--- START ---
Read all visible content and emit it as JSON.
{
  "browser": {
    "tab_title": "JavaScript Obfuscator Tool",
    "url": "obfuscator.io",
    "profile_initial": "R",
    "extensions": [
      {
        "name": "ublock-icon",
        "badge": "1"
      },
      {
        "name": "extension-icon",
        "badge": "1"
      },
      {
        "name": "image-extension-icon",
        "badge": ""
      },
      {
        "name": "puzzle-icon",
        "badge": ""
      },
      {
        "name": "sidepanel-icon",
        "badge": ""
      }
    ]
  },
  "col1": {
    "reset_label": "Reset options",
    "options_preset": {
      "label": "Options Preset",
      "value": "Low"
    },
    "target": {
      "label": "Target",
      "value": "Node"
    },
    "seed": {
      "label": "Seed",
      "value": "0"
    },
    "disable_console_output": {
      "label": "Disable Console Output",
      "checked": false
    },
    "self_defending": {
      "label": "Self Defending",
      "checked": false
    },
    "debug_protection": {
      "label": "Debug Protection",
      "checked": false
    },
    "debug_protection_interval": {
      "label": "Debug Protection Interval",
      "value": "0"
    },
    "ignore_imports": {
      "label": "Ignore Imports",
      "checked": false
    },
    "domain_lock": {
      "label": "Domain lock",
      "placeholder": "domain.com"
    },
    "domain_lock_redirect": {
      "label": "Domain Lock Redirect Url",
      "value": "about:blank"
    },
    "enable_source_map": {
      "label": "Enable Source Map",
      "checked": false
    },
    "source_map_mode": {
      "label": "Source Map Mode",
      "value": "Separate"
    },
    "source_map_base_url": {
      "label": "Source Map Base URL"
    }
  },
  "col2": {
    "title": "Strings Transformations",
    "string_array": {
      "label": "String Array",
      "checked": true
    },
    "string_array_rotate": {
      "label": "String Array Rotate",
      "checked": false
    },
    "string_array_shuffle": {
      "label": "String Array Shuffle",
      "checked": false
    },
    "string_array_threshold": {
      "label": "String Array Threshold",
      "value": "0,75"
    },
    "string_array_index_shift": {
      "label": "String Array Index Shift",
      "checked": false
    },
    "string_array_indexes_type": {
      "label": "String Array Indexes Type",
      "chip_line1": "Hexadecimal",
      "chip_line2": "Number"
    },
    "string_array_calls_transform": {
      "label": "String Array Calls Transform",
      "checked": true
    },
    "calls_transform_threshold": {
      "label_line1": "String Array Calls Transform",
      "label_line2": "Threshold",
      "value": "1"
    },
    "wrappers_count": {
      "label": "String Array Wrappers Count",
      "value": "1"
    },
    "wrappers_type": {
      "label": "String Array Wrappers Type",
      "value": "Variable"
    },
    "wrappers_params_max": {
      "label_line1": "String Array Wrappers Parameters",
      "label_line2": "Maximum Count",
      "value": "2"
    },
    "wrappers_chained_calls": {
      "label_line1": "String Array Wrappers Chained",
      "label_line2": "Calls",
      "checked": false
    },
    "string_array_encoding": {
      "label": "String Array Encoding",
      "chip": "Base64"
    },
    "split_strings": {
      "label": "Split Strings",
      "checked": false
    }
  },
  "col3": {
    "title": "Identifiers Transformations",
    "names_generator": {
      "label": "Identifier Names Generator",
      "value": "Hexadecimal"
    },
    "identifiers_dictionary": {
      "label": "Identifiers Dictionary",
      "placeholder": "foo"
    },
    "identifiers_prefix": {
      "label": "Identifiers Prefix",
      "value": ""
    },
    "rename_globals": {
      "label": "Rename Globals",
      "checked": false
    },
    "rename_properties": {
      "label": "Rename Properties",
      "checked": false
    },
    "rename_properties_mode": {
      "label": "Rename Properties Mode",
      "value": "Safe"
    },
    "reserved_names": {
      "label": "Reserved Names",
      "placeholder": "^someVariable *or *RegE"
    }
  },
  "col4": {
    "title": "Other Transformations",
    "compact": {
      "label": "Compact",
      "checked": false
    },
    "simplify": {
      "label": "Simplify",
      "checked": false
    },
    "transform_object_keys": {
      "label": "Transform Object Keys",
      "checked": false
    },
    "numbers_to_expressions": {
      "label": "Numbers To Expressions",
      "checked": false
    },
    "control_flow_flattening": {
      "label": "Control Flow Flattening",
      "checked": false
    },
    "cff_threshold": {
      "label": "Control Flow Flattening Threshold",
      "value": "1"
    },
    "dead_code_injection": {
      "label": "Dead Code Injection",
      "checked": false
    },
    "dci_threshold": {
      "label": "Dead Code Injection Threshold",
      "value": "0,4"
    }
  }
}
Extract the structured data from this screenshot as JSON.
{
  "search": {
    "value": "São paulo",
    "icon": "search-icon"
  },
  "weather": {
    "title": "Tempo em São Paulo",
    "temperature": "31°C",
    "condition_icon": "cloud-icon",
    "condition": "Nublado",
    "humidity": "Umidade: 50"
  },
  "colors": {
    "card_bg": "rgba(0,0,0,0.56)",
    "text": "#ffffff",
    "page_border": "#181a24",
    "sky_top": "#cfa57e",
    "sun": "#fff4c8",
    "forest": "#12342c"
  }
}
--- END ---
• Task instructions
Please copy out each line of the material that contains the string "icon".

• Solution to the problem
        "name": "ublock-icon",
        "name": "extension-icon",
        "name": "image-extension-icon",
        "name": "puzzle-icon",
        "name": "sidepanel-icon",
    "icon": "search-icon"
    "condition_icon": "cloud-icon",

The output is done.